Additionally, even with the right tools, emotion can get in the way of good judgment making it difficult to execute appropriately. Just as a DRIP strategy takes emotion out of the equation, the collect and invest strategy highly exposes the investor to the dangers of fear or greed. In addition to creating the opportunity for mistakes to be made, the emotional response can also delay the allocation of collected capital, thereby reducing the benefits of compounding.
Summary and Conclusions
I want it to be crystal clear that all of the examples I utilized in this article were for illustrative purposes only. The portfolio was merely a mockup of what a dividend growth portfolio might look like. I selected the 15 names in the portfolio in order to include examples that were fairly valued, undervalued or overvalued at the current time. I did this in order to illustrate the principles supporting a collect and invest dividend reinvestment strategy.
In a similar vein, the individual company examples were used to illustrate the advantages and disadvantages of both strategies - DRIP and Collect and Invest. More simply stated, I am not recommending any of the examples I utilized as good or bad investments at this time. My primary objective behind their utilization was to provide graphical support of the principles I was postulating.
In conclusion, I believe both dividend reinvestment strategies are valid and have merit in their own right. Personally, I embrace the collect and invest approach because I have the time, experience, inclination, passion and the right tools to successfully implement it. Since I am very fastidious about valuation, I simply cannot tolerate the idea of investing in a stock when I believe it is overvalued. In other words, if I wouldn't buy a stock with fresh money because I thought it was overvalued, I cannot justify reinvesting its dividends on the same basis.
On the other hand, I fervently believe in and support the concept of dollar cost averaging. I know that it works in the long run, and therefore endorse DRIP programs for those who find it more convenient. At the end of the day, I do not believe either strategy is better or worse than the other. It all comes down to each individual's own goals, needs, objectives, knowledge and experience, and of course, risk tolerances. Dividend reinvesting in high-quality blue-chip dividend growth stocks is a sound practice, and a great way to build long-term wealth and generate a growing income stream in the future.
Disclosure: Long MDT, KMB, IBM, AFL at the time of writing.
Disclaimer: The opinions in this document are for informational and educational purposes only and should not be construed as a recommendation to buy or sell the stocks mentioned or to solicit transactions or clients. Past performance of the companies discussed may not continue and the companies may not achieve the earnings growth as predicted.
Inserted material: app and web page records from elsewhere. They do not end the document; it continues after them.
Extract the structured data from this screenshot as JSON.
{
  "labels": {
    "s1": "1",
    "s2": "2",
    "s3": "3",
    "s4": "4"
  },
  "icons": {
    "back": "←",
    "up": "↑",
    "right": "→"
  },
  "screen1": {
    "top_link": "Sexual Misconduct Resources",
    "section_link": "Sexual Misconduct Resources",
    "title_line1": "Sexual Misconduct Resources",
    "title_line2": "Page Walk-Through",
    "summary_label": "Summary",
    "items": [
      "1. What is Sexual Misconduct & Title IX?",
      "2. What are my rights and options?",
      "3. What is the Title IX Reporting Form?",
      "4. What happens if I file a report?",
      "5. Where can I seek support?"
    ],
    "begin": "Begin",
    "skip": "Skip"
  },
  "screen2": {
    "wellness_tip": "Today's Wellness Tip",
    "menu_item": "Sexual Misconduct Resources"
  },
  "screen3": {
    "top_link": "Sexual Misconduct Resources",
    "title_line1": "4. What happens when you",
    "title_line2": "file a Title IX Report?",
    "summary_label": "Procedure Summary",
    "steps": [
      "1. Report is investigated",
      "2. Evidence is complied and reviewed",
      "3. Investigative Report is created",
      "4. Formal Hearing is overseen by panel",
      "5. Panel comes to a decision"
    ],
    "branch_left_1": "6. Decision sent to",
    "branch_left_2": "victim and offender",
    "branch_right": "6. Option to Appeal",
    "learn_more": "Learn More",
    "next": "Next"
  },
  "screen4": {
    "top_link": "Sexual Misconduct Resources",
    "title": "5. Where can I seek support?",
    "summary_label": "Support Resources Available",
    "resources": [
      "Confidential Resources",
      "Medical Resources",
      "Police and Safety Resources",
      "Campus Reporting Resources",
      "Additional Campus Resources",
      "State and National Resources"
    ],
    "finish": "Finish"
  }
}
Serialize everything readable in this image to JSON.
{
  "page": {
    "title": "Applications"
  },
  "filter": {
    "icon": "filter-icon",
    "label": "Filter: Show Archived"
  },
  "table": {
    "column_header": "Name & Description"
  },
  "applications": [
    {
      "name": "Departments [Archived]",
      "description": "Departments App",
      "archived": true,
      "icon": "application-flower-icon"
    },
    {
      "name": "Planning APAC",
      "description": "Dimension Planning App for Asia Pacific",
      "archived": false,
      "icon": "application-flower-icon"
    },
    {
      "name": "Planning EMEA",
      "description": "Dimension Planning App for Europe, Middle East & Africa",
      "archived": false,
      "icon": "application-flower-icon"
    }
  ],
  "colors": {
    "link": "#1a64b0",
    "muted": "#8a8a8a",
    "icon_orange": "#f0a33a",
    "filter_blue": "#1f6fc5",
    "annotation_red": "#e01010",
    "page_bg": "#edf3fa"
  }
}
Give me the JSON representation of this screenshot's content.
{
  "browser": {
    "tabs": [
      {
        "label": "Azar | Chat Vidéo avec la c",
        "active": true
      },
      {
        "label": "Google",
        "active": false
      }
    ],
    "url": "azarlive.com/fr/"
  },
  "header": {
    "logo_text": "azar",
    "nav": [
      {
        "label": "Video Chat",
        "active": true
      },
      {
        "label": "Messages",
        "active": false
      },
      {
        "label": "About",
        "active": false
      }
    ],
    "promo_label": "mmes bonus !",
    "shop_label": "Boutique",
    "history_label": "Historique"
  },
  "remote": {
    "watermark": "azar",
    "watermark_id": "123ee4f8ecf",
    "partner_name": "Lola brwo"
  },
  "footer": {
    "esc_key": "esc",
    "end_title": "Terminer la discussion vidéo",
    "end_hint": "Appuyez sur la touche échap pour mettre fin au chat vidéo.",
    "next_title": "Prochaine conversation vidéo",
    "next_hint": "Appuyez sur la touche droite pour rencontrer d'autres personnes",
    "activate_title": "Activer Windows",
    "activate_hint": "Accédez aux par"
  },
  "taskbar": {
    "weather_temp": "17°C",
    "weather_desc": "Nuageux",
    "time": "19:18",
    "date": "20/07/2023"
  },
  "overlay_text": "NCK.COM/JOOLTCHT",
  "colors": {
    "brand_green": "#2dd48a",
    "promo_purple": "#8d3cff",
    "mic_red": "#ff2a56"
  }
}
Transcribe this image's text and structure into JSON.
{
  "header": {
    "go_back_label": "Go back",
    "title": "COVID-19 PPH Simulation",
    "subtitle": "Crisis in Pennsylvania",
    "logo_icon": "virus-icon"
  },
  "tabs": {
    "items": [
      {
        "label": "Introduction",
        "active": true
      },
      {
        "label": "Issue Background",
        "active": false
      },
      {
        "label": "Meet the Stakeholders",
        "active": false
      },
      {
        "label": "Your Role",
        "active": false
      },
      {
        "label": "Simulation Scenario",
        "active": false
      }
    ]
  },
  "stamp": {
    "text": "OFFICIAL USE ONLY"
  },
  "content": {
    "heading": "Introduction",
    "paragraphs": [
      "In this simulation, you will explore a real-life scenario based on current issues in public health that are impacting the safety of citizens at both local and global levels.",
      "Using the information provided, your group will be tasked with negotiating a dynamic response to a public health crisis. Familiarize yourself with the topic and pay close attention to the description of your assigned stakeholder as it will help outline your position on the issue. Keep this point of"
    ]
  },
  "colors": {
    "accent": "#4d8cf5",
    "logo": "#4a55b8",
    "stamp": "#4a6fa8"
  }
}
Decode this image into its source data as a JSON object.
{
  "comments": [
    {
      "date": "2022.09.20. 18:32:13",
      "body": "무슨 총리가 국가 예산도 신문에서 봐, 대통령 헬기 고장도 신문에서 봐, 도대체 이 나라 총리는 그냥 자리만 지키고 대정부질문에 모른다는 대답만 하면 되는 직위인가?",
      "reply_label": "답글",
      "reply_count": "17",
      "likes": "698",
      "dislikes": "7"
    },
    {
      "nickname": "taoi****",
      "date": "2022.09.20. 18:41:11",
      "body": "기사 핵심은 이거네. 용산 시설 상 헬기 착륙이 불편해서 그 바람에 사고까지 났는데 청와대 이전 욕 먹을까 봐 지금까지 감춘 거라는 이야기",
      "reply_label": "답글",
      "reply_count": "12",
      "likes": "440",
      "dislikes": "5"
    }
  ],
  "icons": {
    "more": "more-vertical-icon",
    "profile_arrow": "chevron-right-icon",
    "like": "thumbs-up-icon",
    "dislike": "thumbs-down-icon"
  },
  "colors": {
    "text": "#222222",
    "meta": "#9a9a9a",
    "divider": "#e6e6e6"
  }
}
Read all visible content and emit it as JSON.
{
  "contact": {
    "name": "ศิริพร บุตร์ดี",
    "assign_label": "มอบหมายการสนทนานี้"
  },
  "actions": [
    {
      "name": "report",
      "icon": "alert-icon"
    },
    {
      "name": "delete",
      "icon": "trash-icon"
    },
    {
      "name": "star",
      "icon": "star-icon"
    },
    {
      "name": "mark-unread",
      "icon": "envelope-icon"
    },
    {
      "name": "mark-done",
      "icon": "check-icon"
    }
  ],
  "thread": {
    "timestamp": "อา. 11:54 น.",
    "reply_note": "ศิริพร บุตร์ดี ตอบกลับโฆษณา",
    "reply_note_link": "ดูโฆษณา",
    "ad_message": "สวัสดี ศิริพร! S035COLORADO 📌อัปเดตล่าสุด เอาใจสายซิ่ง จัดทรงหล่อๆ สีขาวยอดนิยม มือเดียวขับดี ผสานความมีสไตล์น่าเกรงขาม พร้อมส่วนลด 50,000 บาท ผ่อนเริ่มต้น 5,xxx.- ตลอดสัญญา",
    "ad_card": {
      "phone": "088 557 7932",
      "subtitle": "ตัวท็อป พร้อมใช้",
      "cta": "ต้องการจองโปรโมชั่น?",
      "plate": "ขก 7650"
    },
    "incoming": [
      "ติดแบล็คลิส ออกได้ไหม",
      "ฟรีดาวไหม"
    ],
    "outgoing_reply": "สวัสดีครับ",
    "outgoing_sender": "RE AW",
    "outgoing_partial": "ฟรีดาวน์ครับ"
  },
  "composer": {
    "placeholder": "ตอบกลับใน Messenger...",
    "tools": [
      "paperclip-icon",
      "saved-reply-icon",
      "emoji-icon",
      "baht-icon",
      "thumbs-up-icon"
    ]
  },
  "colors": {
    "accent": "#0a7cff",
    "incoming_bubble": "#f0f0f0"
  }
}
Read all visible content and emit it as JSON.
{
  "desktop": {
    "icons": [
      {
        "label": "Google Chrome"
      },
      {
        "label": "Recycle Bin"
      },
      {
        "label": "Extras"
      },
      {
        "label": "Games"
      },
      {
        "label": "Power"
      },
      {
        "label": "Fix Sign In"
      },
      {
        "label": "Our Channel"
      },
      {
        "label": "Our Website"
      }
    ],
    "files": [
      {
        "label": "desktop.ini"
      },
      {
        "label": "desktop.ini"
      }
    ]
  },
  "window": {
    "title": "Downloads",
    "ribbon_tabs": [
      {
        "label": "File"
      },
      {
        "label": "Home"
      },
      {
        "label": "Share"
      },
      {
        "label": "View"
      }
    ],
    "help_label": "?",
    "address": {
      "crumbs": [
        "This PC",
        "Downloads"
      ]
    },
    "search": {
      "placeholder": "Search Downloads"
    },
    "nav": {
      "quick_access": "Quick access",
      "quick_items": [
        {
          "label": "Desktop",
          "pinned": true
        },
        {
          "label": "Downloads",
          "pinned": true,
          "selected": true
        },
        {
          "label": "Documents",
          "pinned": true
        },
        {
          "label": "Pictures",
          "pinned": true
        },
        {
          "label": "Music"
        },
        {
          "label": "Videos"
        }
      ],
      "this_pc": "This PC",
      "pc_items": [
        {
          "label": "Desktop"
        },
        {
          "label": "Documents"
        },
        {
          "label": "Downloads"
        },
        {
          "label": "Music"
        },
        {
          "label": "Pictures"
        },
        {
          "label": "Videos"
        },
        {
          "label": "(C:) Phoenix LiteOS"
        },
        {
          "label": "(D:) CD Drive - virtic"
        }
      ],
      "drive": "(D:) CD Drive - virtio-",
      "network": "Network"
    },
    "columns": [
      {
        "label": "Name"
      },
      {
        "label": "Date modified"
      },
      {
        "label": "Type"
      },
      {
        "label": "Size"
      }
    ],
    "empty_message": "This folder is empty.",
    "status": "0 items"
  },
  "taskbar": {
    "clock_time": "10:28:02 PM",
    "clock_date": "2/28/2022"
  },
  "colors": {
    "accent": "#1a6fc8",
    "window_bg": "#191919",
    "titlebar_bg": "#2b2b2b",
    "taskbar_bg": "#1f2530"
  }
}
The information in this document is believed to be accurate, but under no circumstances should a person act upon the information contained within. We do not recommend that anyone act upon any investment information without first consulting an investment advisor as to the suitability of such investments for his specific situation.